** DESCRIPTION OF THE TASK **
Your reply should contain the whole listing below, repeated exactly, and no images.

▬▬▬▬▬▬▬▬▬▬

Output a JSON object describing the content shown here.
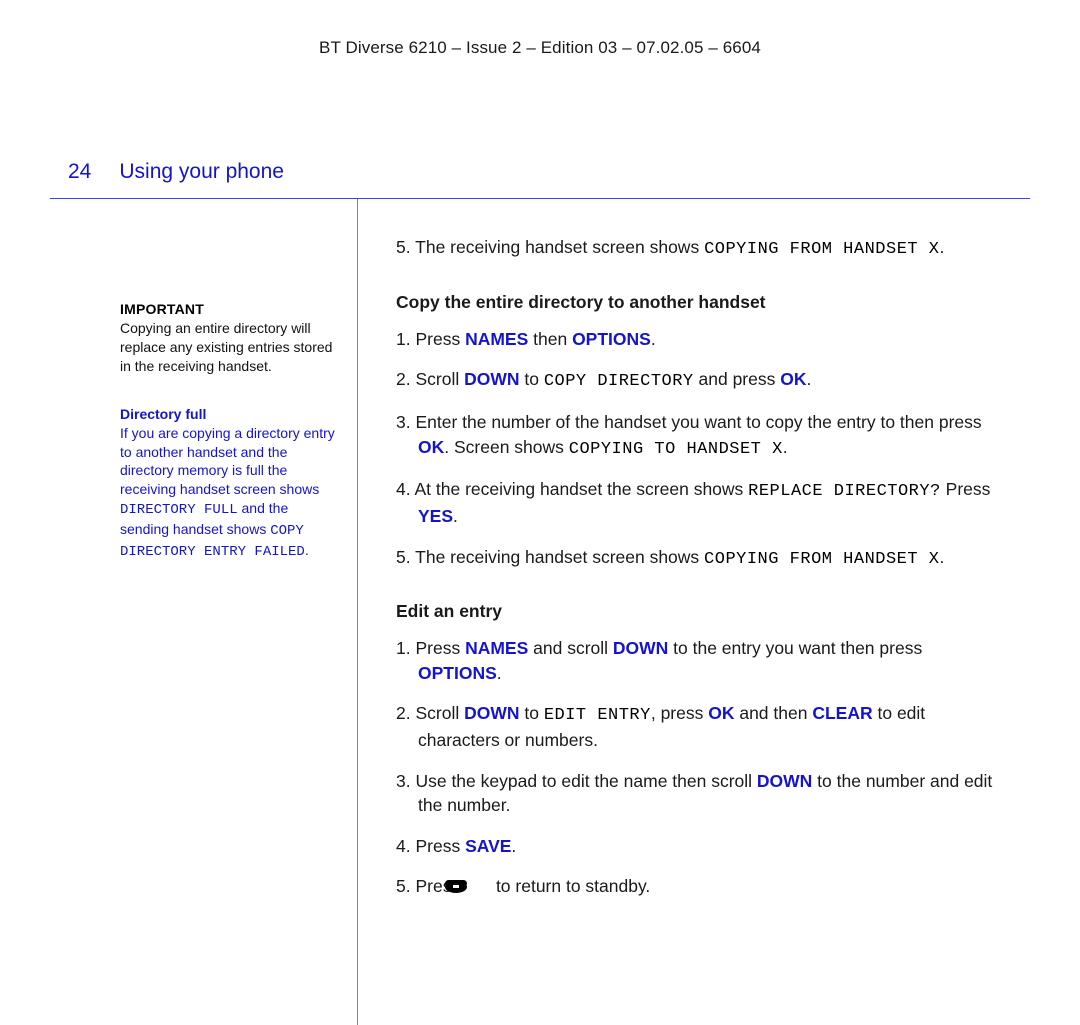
{
  "header": "BT Diverse 6210 – Issue 2 – Edition 03 – 07.02.05 – 6604",
  "page_number": "24",
  "page_title": "Using your phone",
  "sidebar": {
    "box1": {
      "heading": "IMPORTANT",
      "body": "Copying an entire directory will replace any existing entries stored in the receiving handset."
    },
    "box2": {
      "heading": "Directory full",
      "body_pre": "If you are copying a directory entry to another handset and the directory memory is full the receiving handset screen shows ",
      "mono1": "DIRECTORY FULL",
      "body_mid": " and the sending handset shows ",
      "mono2": "COPY DIRECTORY ENTRY FAILED",
      "body_post": "."
    }
  },
  "buttons": {
    "names": "NAMES",
    "options": "OPTIONS",
    "down": "DOWN",
    "ok": "OK",
    "yes": "YES",
    "clear": "CLEAR",
    "save": "SAVE"
  },
  "lcd": {
    "copying_from": "COPYING FROM HANDSET X",
    "copy_directory": "COPY DIRECTORY",
    "copying_to": "COPYING TO HANDSET X",
    "replace_directory": "REPLACE DIRECTORY?",
    "edit_entry": "EDIT ENTRY"
  },
  "main": {
    "top_step_num": "5.",
    "top_step_a": "The receiving handset screen shows ",
    "top_step_c": ".",
    "sub1": "Copy the entire directory to another handset",
    "s1_1a": "1. Press ",
    "s1_1b": " then ",
    "s1_1c": ".",
    "s1_2a": "2. Scroll ",
    "s1_2b": " to ",
    "s1_2c": " and press ",
    "s1_2d": ".",
    "s1_3a": "3. Enter the number of the handset you want to copy the entry to then press ",
    "s1_3b": ". Screen shows ",
    "s1_3c": ".",
    "s1_4a": "4. At the receiving handset the screen shows ",
    "s1_4b": " Press ",
    "s1_4c": ".",
    "s1_5a": "5. The receiving handset screen shows ",
    "s1_5b": ".",
    "sub2": "Edit an entry",
    "s2_1a": "1. Press ",
    "s2_1b": " and scroll ",
    "s2_1c": " to the entry you want then press ",
    "s2_1d": ".",
    "s2_2a": "2. Scroll ",
    "s2_2b": " to ",
    "s2_2c": ", press ",
    "s2_2d": " and then ",
    "s2_2e": " to edit characters or numbers.",
    "s2_3a": "3. Use the keypad to edit the name then scroll ",
    "s2_3b": " to the number and edit the number.",
    "s2_4a": "4. Press ",
    "s2_4b": ".",
    "s2_5a": "5. Press ",
    "s2_5b": " to return to standby."
  }
}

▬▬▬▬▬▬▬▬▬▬

** ANSWER SECTION **
Output a JSON object describing the content shown here.
{
  "header": "BT Diverse 6210 – Issue 2 – Edition 03 – 07.02.05 – 6604",
  "page_number": "24",
  "page_title": "Using your phone",
  "sidebar": {
    "box1": {
      "heading": "IMPORTANT",
      "body": "Copying an entire directory will replace any existing entries stored in the receiving handset."
    },
    "box2": {
      "heading": "Directory full",
      "body_pre": "If you are copying a directory entry to another handset and the directory memory is full the receiving handset screen shows ",
      "mono1": "DIRECTORY FULL",
      "body_mid": " and the sending handset shows ",
      "mono2": "COPY DIRECTORY ENTRY FAILED",
      "body_post": "."
    }
  },
  "buttons": {
    "names": "NAMES",
    "options": "OPTIONS",
    "down": "DOWN",
    "ok": "OK",
    "yes": "YES",
    "clear": "CLEAR",
    "save": "SAVE"
  },
  "lcd": {
    "copying_from": "COPYING FROM HANDSET X",
    "copy_directory": "COPY DIRECTORY",
    "copying_to": "COPYING TO HANDSET X",
    "replace_directory": "REPLACE DIRECTORY?",
    "edit_entry": "EDIT ENTRY"
  },
  "main": {
    "top_step_num": "5.",
    "top_step_a": "The receiving handset screen shows ",
    "top_step_c": ".",
    "sub1": "Copy the entire directory to another handset",
    "s1_1a": "1. Press ",
    "s1_1b": " then ",
    "s1_1c": ".",
    "s1_2a": "2. Scroll ",
    "s1_2b": " to ",
    "s1_2c": " and press ",
    "s1_2d": ".",
    "s1_3a": "3. Enter the number of the handset you want to copy the entry to then press ",
    "s1_3b": ". Screen shows ",
    "s1_3c": ".",
    "s1_4a": "4. At the receiving handset the screen shows ",
    "s1_4b": " Press ",
    "s1_4c": ".",
    "s1_5a": "5. The receiving handset screen shows ",
    "s1_5b": ".",
    "sub2": "Edit an entry",
    "s2_1a": "1. Press ",
    "s2_1b": " and scroll ",
    "s2_1c": " to the entry you want then press ",
    "s2_1d": ".",
    "s2_2a": "2. Scroll ",
    "s2_2b": " to ",
    "s2_2c": ", press ",
    "s2_2d": " and then ",
    "s2_2e": " to edit characters or numbers.",
    "s2_3a": "3. Use the keypad to edit the name then scroll ",
    "s2_3b": " to the number and edit the number.",
    "s2_4a": "4. Press ",
    "s2_4b": ".",
    "s2_5a": "5. Press ",
    "s2_5b": " to return to standby."
  }
}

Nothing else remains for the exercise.